§ **Work required**
Please print the whole listing again, exactly as shown.

§ **Material provided**
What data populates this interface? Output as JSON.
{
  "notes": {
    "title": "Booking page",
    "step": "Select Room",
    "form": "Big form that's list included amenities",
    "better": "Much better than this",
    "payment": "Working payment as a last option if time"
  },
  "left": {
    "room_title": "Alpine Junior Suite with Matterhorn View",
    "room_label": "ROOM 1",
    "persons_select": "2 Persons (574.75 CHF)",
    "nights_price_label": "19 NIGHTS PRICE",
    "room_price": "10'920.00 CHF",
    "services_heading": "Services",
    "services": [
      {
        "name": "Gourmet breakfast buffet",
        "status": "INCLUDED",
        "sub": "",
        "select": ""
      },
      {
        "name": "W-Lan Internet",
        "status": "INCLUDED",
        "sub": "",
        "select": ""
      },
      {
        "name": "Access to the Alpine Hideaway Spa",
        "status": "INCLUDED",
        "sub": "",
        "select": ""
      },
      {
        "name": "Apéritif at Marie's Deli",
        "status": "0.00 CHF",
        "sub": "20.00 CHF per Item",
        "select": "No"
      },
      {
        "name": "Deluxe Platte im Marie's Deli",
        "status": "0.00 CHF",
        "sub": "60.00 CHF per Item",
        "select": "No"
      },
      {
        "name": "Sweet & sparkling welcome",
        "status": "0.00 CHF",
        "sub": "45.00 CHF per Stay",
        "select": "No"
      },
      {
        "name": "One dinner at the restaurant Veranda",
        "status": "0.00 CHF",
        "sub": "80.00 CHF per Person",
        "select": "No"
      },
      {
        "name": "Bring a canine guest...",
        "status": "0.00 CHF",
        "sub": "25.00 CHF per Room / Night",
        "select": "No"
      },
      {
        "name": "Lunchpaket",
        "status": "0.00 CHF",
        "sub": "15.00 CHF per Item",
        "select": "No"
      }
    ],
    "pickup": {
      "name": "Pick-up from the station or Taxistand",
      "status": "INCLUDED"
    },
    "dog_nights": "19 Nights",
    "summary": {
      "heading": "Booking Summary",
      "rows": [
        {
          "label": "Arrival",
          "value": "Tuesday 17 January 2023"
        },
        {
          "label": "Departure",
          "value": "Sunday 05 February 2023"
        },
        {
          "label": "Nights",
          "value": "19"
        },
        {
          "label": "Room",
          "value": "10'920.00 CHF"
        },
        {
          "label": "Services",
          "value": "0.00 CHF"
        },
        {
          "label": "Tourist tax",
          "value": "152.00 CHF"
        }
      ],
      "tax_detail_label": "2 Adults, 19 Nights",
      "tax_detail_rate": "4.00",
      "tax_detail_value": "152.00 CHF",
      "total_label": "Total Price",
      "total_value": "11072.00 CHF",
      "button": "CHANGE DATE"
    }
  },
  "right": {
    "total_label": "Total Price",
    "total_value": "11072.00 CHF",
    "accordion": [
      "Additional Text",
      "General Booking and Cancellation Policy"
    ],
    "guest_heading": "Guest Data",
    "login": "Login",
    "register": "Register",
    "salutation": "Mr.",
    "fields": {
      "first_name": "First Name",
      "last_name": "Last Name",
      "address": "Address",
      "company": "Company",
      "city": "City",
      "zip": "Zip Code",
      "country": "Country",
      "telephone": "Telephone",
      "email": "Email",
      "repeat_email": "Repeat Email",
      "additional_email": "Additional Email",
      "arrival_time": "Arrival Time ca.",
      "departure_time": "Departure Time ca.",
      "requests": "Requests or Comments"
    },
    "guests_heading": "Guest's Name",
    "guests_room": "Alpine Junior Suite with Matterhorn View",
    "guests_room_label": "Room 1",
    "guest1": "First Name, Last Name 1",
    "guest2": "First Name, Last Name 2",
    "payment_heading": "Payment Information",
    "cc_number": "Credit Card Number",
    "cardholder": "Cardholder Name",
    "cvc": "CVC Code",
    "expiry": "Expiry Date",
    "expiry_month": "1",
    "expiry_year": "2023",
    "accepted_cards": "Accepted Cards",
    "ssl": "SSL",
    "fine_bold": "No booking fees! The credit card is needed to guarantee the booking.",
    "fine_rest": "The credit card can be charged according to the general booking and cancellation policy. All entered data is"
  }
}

§ **Output for this exercise**
What data populates this interface? Output as JSON.
{
  "notes": {
    "title": "Booking page",
    "step": "Select Room",
    "form": "Big form that's list included amenities",
    "better": "Much better than this",
    "payment": "Working payment as a last option if time"
  },
  "left": {
    "room_title": "Alpine Junior Suite with Matterhorn View",
    "room_label": "ROOM 1",
    "persons_select": "2 Persons (574.75 CHF)",
    "nights_price_label": "19 NIGHTS PRICE",
    "room_price": "10'920.00 CHF",
    "services_heading": "Services",
    "services": [
      {
        "name": "Gourmet breakfast buffet",
        "status": "INCLUDED",
        "sub": "",
        "select": ""
      },
      {
        "name": "W-Lan Internet",
        "status": "INCLUDED",
        "sub": "",
        "select": ""
      },
      {
        "name": "Access to the Alpine Hideaway Spa",
        "status": "INCLUDED",
        "sub": "",
        "select": ""
      },
      {
        "name": "Apéritif at Marie's Deli",
        "status": "0.00 CHF",
        "sub": "20.00 CHF per Item",
        "select": "No"
      },
      {
        "name": "Deluxe Platte im Marie's Deli",
        "status": "0.00 CHF",
        "sub": "60.00 CHF per Item",
        "select": "No"
      },
      {
        "name": "Sweet & sparkling welcome",
        "status": "0.00 CHF",
        "sub": "45.00 CHF per Stay",
        "select": "No"
      },
      {
        "name": "One dinner at the restaurant Veranda",
        "status": "0.00 CHF",
        "sub": "80.00 CHF per Person",
        "select": "No"
      },
      {
        "name": "Bring a canine guest...",
        "status": "0.00 CHF",
        "sub": "25.00 CHF per Room / Night",
        "select": "No"
      },
      {
        "name": "Lunchpaket",
        "status": "0.00 CHF",
        "sub": "15.00 CHF per Item",
        "select": "No"
      }
    ],
    "pickup": {
      "name": "Pick-up from the station or Taxistand",
      "status": "INCLUDED"
    },
    "dog_nights": "19 Nights",
    "summary": {
      "heading": "Booking Summary",
      "rows": [
        {
          "label": "Arrival",
          "value": "Tuesday 17 January 2023"
        },
        {
          "label": "Departure",
          "value": "Sunday 05 February 2023"
        },
        {
          "label": "Nights",
          "value": "19"
        },
        {
          "label": "Room",
          "value": "10'920.00 CHF"
        },
        {
          "label": "Services",
          "value": "0.00 CHF"
        },
        {
          "label": "Tourist tax",
          "value": "152.00 CHF"
        }
      ],
      "tax_detail_label": "2 Adults, 19 Nights",
      "tax_detail_rate": "4.00",
      "tax_detail_value": "152.00 CHF",
      "total_label": "Total Price",
      "total_value": "11072.00 CHF",
      "button": "CHANGE DATE"
    }
  },
  "right": {
    "total_label": "Total Price",
    "total_value": "11072.00 CHF",
    "accordion": [
      "Additional Text",
      "General Booking and Cancellation Policy"
    ],
    "guest_heading": "Guest Data",
    "login": "Login",
    "register": "Register",
    "salutation": "Mr.",
    "fields": {
      "first_name": "First Name",
      "last_name": "Last Name",
      "address": "Address",
      "company": "Company",
      "city": "City",
      "zip": "Zip Code",
      "country": "Country",
      "telephone": "Telephone",
      "email": "Email",
      "repeat_email": "Repeat Email",
      "additional_email": "Additional Email",
      "arrival_time": "Arrival Time ca.",
      "departure_time": "Departure Time ca.",
      "requests": "Requests or Comments"
    },
    "guests_heading": "Guest's Name",
    "guests_room": "Alpine Junior Suite with Matterhorn View",
    "guests_room_label": "Room 1",
    "guest1": "First Name, Last Name 1",
    "guest2": "First Name, Last Name 2",
    "payment_heading": "Payment Information",
    "cc_number": "Credit Card Number",
    "cardholder": "Cardholder Name",
    "cvc": "CVC Code",
    "expiry": "Expiry Date",
    "expiry_month": "1",
    "expiry_year": "2023",
    "accepted_cards": "Accepted Cards",
    "ssl": "SSL",
    "fine_bold": "No booking fees! The credit card is needed to guarantee the booking.",
    "fine_rest": "The credit card can be charged according to the general booking and cancellation policy. All entered data is"
  }
}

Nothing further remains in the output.